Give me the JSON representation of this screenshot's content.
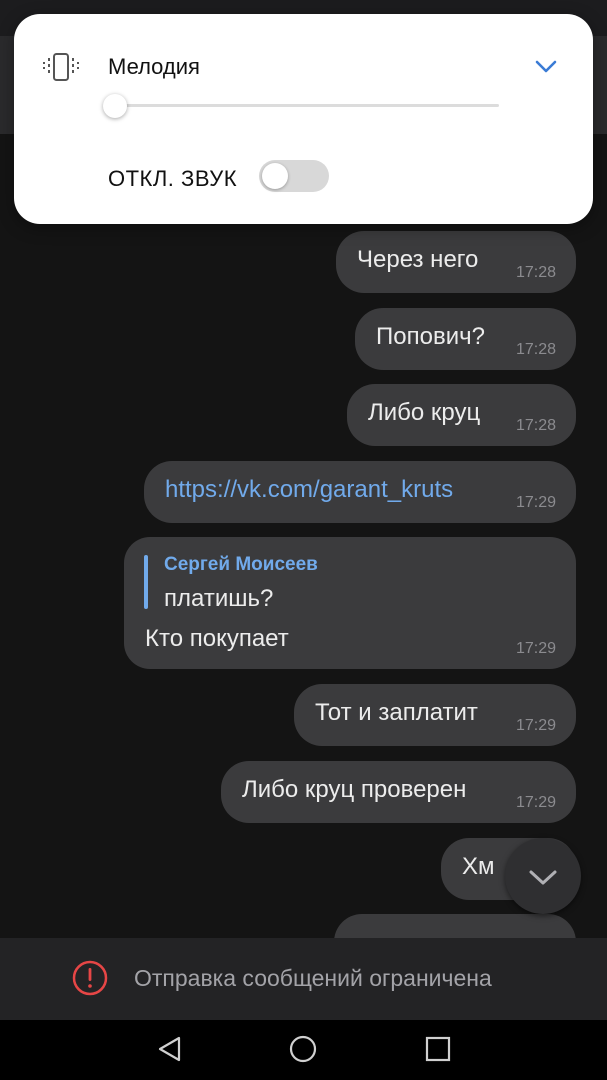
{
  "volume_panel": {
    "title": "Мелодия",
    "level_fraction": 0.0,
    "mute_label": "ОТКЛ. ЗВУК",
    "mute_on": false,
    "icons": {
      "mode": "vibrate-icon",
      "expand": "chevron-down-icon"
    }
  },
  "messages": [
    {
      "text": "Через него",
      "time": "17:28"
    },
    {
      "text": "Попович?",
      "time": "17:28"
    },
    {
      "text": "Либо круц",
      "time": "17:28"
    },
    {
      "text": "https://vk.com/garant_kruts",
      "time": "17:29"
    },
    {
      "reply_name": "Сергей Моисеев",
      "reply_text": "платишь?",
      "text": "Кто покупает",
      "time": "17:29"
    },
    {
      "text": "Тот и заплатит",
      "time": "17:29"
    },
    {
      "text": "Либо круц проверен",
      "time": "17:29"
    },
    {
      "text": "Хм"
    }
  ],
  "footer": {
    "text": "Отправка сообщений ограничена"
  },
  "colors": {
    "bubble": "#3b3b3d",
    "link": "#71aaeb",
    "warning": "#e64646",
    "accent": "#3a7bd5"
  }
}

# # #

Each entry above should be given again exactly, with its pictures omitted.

Give me the JSON representation of this screenshot's content.
{
  "volume_panel": {
    "title": "Мелодия",
    "level_fraction": 0.0,
    "mute_label": "ОТКЛ. ЗВУК",
    "mute_on": false,
    "icons": {
      "mode": "vibrate-icon",
      "expand": "chevron-down-icon"
    }
  },
  "messages": [
    {
      "text": "Через него",
      "time": "17:28"
    },
    {
      "text": "Попович?",
      "time": "17:28"
    },
    {
      "text": "Либо круц",
      "time": "17:28"
    },
    {
      "text": "https://vk.com/garant_kruts",
      "time": "17:29"
    },
    {
      "reply_name": "Сергей Моисеев",
      "reply_text": "платишь?",
      "text": "Кто покупает",
      "time": "17:29"
    },
    {
      "text": "Тот и заплатит",
      "time": "17:29"
    },
    {
      "text": "Либо круц проверен",
      "time": "17:29"
    },
    {
      "text": "Хм"
    }
  ],
  "footer": {
    "text": "Отправка сообщений ограничена"
  },
  "colors": {
    "bubble": "#3b3b3d",
    "link": "#71aaeb",
    "warning": "#e64646",
    "accent": "#3a7bd5"
  }
}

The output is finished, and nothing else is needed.